[Dataset entries]
• • • • • • •

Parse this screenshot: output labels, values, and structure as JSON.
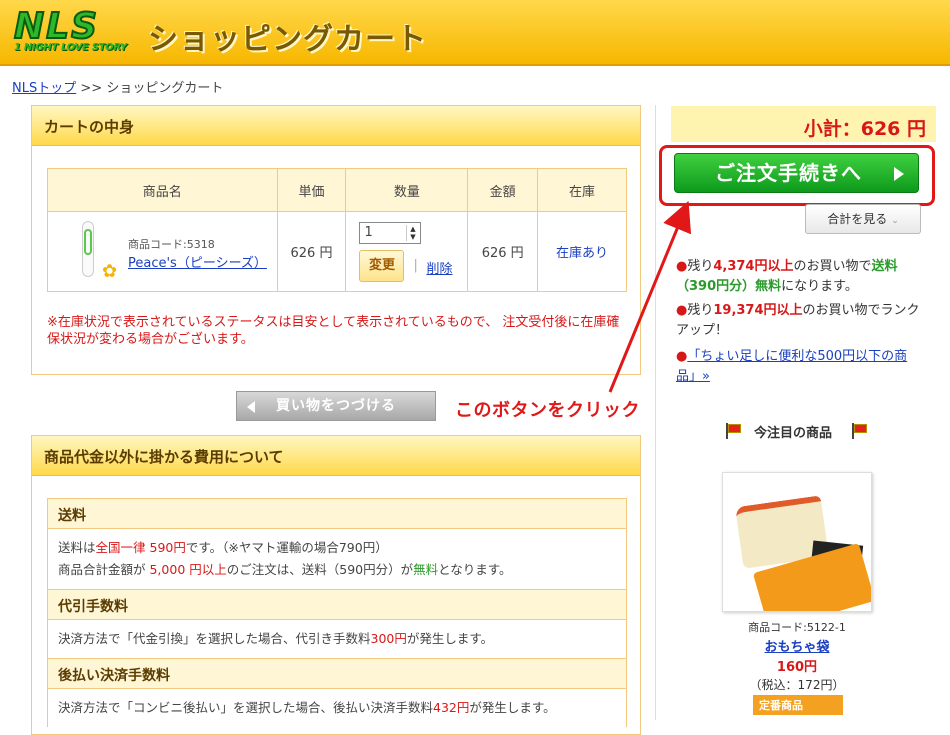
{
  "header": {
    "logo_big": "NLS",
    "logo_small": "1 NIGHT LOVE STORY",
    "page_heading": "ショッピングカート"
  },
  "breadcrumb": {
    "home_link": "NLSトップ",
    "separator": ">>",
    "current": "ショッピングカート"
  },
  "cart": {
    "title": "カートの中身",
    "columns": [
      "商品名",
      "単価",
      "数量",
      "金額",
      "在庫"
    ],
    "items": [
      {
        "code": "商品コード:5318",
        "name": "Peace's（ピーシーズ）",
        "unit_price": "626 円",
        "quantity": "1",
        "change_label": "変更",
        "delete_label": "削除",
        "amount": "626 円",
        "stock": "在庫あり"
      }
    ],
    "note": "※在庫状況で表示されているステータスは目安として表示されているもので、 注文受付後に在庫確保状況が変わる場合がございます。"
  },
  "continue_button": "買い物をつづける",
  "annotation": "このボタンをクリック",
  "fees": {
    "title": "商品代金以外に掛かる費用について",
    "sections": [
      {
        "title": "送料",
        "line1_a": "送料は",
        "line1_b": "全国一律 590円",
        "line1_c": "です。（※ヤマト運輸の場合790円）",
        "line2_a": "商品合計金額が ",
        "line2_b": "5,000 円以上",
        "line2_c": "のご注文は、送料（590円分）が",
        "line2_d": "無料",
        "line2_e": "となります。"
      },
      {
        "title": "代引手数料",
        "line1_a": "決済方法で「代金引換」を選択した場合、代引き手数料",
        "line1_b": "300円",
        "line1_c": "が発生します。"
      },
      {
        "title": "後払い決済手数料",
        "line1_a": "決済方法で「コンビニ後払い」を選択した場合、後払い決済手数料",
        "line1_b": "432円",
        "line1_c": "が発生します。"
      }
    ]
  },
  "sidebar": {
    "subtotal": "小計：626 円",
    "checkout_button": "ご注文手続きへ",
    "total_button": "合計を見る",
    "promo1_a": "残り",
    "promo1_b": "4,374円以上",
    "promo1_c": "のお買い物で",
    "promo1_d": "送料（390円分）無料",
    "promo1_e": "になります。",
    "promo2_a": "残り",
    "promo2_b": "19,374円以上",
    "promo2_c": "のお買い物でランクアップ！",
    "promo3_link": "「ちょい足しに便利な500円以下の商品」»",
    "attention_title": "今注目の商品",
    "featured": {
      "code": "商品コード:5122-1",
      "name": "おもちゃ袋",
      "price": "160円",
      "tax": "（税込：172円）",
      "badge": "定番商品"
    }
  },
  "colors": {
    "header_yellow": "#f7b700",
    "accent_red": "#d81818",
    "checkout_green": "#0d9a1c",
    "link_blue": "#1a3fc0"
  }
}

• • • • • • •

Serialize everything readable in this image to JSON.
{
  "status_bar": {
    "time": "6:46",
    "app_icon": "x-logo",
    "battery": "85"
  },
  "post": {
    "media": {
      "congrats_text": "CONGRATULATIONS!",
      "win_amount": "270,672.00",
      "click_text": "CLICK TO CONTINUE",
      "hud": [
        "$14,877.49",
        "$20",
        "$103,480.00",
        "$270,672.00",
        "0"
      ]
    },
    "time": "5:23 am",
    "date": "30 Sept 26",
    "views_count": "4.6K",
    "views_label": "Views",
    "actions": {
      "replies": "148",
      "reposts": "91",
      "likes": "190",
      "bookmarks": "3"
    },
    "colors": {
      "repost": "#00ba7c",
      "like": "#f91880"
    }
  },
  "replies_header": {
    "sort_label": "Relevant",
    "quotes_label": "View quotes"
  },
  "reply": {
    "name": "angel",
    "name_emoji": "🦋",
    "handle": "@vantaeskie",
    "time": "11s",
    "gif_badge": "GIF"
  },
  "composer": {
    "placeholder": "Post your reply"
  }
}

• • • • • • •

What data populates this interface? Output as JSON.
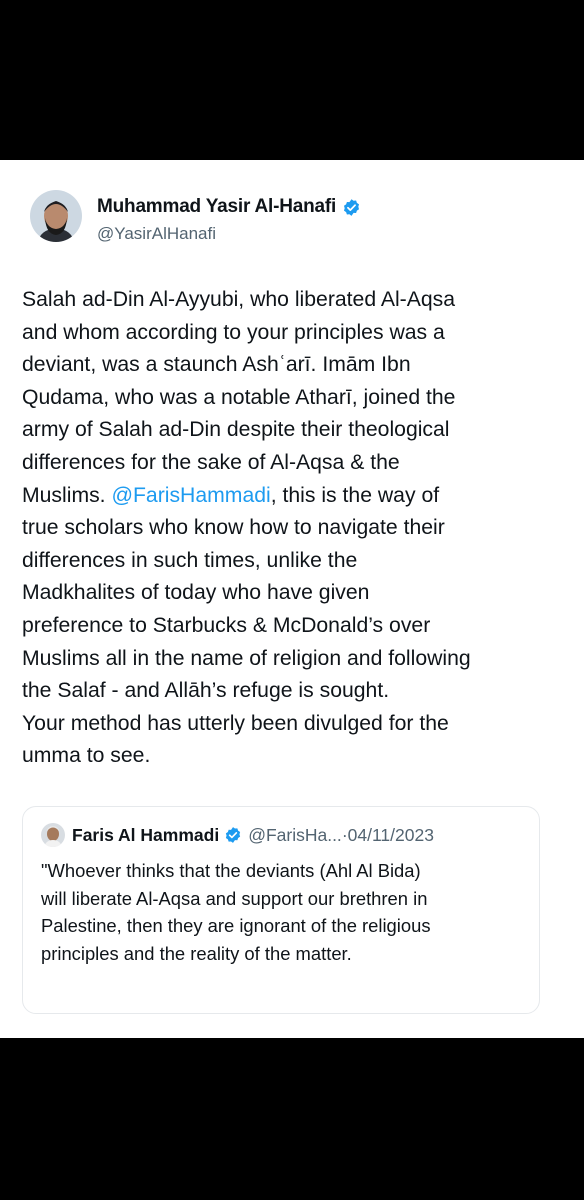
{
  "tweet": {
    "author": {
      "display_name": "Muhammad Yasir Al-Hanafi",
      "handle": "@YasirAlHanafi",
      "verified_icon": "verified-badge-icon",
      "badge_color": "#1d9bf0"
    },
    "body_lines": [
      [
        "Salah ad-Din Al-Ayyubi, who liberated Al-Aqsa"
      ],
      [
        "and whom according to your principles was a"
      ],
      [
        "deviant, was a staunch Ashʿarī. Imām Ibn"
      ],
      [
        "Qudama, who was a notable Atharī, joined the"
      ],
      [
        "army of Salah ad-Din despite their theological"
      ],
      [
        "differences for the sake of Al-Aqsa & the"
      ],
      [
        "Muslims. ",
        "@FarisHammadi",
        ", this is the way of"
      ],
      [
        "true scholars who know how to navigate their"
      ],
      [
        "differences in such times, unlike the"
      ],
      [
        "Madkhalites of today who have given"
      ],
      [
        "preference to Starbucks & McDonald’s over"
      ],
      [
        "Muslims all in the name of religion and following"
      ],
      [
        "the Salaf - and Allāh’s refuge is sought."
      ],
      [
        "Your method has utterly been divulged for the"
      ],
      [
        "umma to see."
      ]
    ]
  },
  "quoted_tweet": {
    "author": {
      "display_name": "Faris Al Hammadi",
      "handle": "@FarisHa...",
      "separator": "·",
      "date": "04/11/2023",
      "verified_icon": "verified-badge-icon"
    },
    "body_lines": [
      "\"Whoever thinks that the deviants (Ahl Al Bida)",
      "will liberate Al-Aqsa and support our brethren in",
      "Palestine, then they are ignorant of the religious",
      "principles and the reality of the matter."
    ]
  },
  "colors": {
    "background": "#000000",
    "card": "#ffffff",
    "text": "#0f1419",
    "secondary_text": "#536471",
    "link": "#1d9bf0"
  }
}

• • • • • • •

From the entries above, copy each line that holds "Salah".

        "Salah ad-Din Al-Ayyubi, who liberated Al-Aqsa"
        "army of Salah ad-Din despite their theological"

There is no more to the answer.